Con Houlihan: Twists

Con Houlihan

As a small boy I couldn't believe in the Ice Age. It was hard to imagine that there was no life in this island. And now it seems that I was right. The remains of a small boat found in the Shannon Estuary about 15 years ago caused the scientists to revise their beliefs radically. It delighted me that sometimes the romantics are right.

There is an old belief that certain species managed to survive the Ice Age. They probably found caverns here and there that gave them heat and air and they came out when the ice had receded. There is a tradition that the ancient Irish were a small, dark people. Cu Chulainn became a symbol of that.

The old Irish cattle were dark and small as the Kerry cattle are today. And then there was the belief that a species of hare had survived. I have proof of this. One day when we were coursing hares about five miles north of Castle Island, a small black hare sprung up. He was so small that we gave him extra yardage of leave. And even then you were afraid that the hounds might catch him quickly.

But the small dark hare was a master of twists and turns and often went around full circle and tormented the two dogs. Time and again he appeared to be captured but by sheer elusiveness he kept the contest going until at last he reached a farm yard where he went under the lowest bar and escaped.

One of our members estimated that the course had lasted three minutes. This was hardly true but when the two dogs came back, they looked bewildered and they were certainly exhausted.

That day, long ago, I was in the company of about 12. Most are gone to another world. A few who are alive are in another country. We never saw the small dark hare again nor did anybody see him -- the species is probably extinct.

What we call the Irish hare has big ears, a long slender body and powerful hind quarters. It was a miracle how he survived because he always lived in the open. Some hares live in woodland but when the rain comes, they get away from the droppings of the trees and will live inland even on a bare field.

The hare has no hiding places. He makes a kind of a form usually of grass. He has total vision and very clear hearing and great power of scent -- even so, it is a miracle that the Irish hare has proliferated. And they are getting bolder.

The young hares are born with their eyes open and a slight fur. They are defenceless and at the mercy of their natural enemies, the stoat and the fox. The old people claimed that the young hare has no scent and that is probably true. The mother usually brings three into the world and she deposits them far apart from one another. This is a help and we are told that when she is coming to see after them, she doesn't run the last one hundred yards but makes a series of leaps and bounds to break off the trail. I have never seen this but it makes sense.

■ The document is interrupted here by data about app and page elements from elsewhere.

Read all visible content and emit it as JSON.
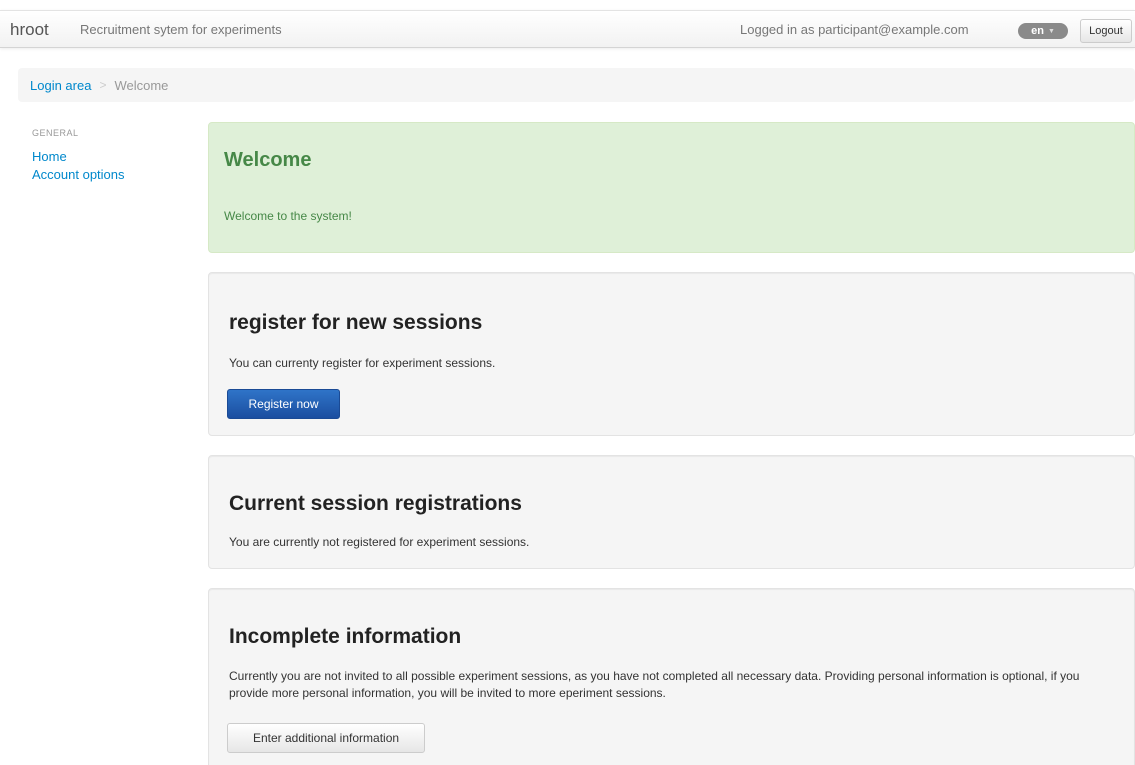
{
  "navbar": {
    "brand": "hroot",
    "tagline": "Recruitment sytem for experiments",
    "logged_in": "Logged in as participant@example.com",
    "language": "en",
    "logout": "Logout"
  },
  "breadcrumb": {
    "items": [
      "Login area",
      "Welcome"
    ],
    "divider": ">"
  },
  "sidebar": {
    "header": "GENERAL",
    "items": [
      "Home",
      "Account options"
    ]
  },
  "welcome": {
    "title": "Welcome",
    "message": "Welcome to the system!"
  },
  "register": {
    "title": "register for new sessions",
    "text": "You can currenty register for experiment sessions.",
    "button": "Register now"
  },
  "current": {
    "title": "Current session registrations",
    "text": "You are currently not registered for experiment sessions."
  },
  "incomplete": {
    "title": "Incomplete information",
    "text": "Currently you are not invited to all possible experiment sessions, as you have not completed all necessary data. Providing personal information is optional, if you provide more personal information, you will be invited to more eperiment sessions.",
    "button": "Enter additional information"
  },
  "colors": {
    "link": "#0088cc",
    "success_text": "#468847",
    "success_bg": "#dff0d8",
    "primary_button": "#1b4ea0"
  }
}
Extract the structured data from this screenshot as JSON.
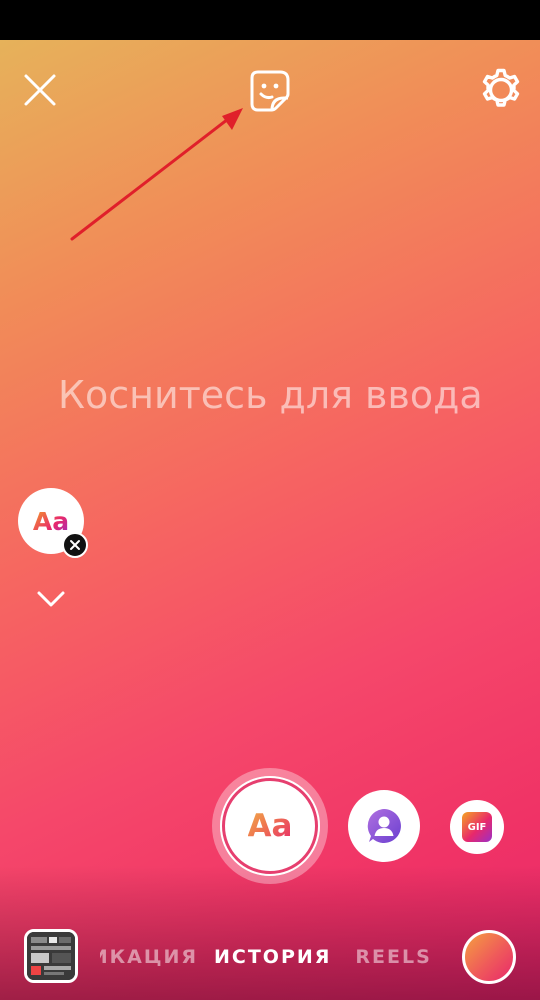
{
  "editor": {
    "placeholder": "Коснитесь для ввода",
    "font_chip_label": "Aa",
    "main_button_label": "Aa"
  },
  "toolbar": {
    "close_icon": "close-icon",
    "sticker_icon": "sticker-icon",
    "settings_icon": "settings-icon"
  },
  "actions": {
    "gif_label": "GIF",
    "mention_icon": "mention-icon"
  },
  "modes": {
    "previous": "ПУБЛИКАЦИЯ",
    "active": "ИСТОРИЯ",
    "next": "REELS"
  },
  "annotation": {
    "arrow_color": "#e0202a",
    "target": "sticker-icon"
  },
  "colors": {
    "gradient_start": "#e6b25a",
    "gradient_end": "#e8276a",
    "accent": "#e63f6f"
  }
}
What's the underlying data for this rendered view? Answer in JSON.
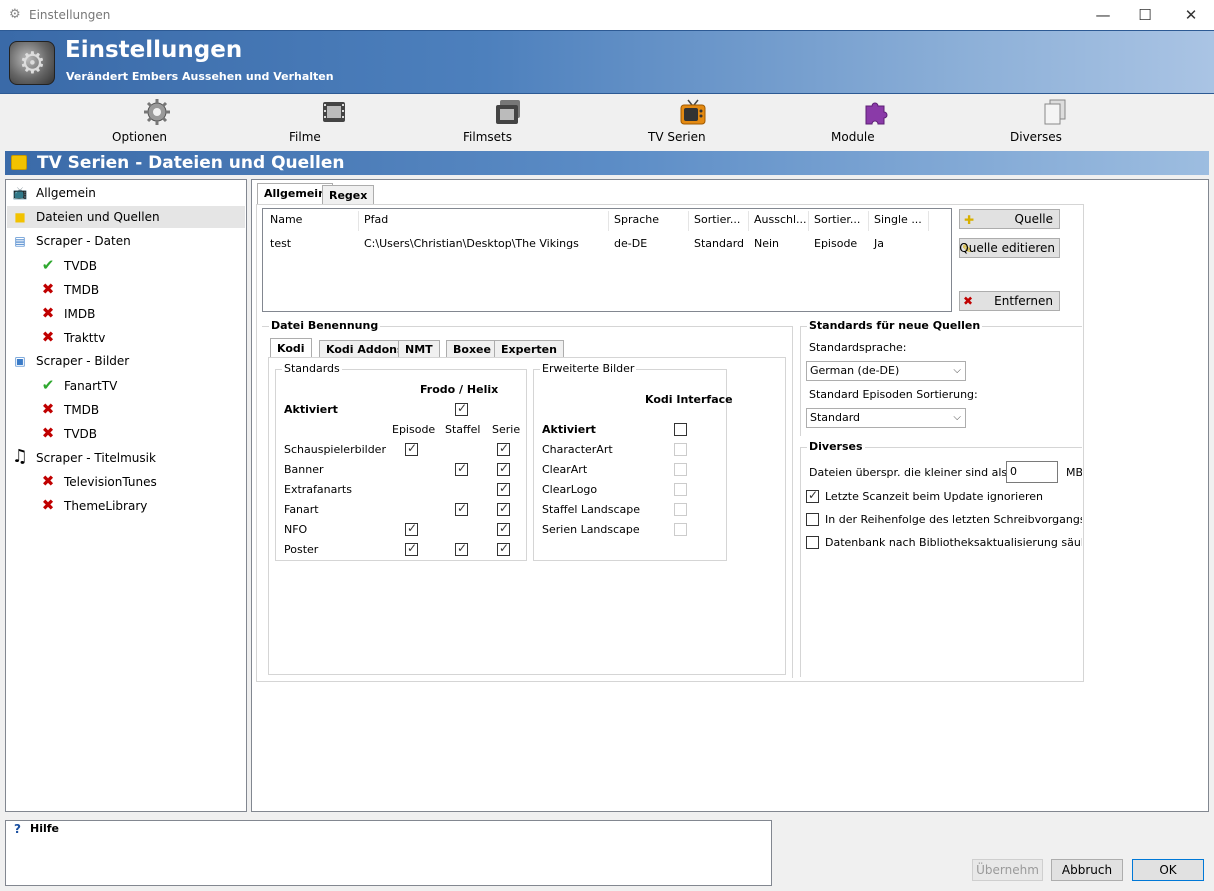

There are all kinds of legends about the hare. Some of them are true. You will be told about a Game Hare: he lives in much the same place for most of his life. He is not extraordinarily fast. He is a little bigger than a normal hare and can be very hard to run down. He is very tricky in his twists and turns and usually he gets away clearly.

There was a Game Hare in my locality for about 10 years. He seemed to take pleasure in playing with the greyhounds. Eventually he was killed by a shepherd dog in the snow.

Some hares have an escape route. It is called a "run". It may consist of many factors to thwart the greyhound: it could be a bush in the middle of the field around which the hare will go full circle while the hounds go flying; it could be a stile over which the hare can skip where the hounds must struggle; it could be a narrow passage under a fence; it could be a gulley; it could be below the lower rung of a gate. One thing is certain: when a hare gets on his "run", he is almost impossible to catch. When, however, he doesn't get on his "run", he has to use all his pace and trickery to avoid capture.


Other hares live on the mountain. They are the same species but they are endowed with enormous stamina. When the mountain hare escapes the first two or three minutes, he will race away until the hounds come back to their base looking puzzled and weary.

There is another species of hare found in this island: the English hare. He is bigger and more rounded than the Irish hare. They are now nearly extinct in this island.

The Irish hare is a great swimmer and will travel several miles to some island or other in the breeding season. The hare's fur is waterproof. And this is a help to survive cold weather.

In recent years the Irish hare has proliferated despite all his natural enemies. Obviously he is very intelligent and we are glad to have him with us.

It is legal to shoot a hare but any man who does so will not be a hero in the sporting community. They are a noble animal and though they stand up on their backsides like boxers and fight at the breeding time, it was never known for a hare to kill another hare.

A famous woman called Mrs Beaton published the bible of cuisine. Her recipe for cooking a hare became a classic. It consists of only four words: "First catch your hare."

Fogra: In the new issue of the Irish Runner you will find a very interesting piece by Feidhlim Kelly and Dermot McDermott on the new wave of Irish athletes.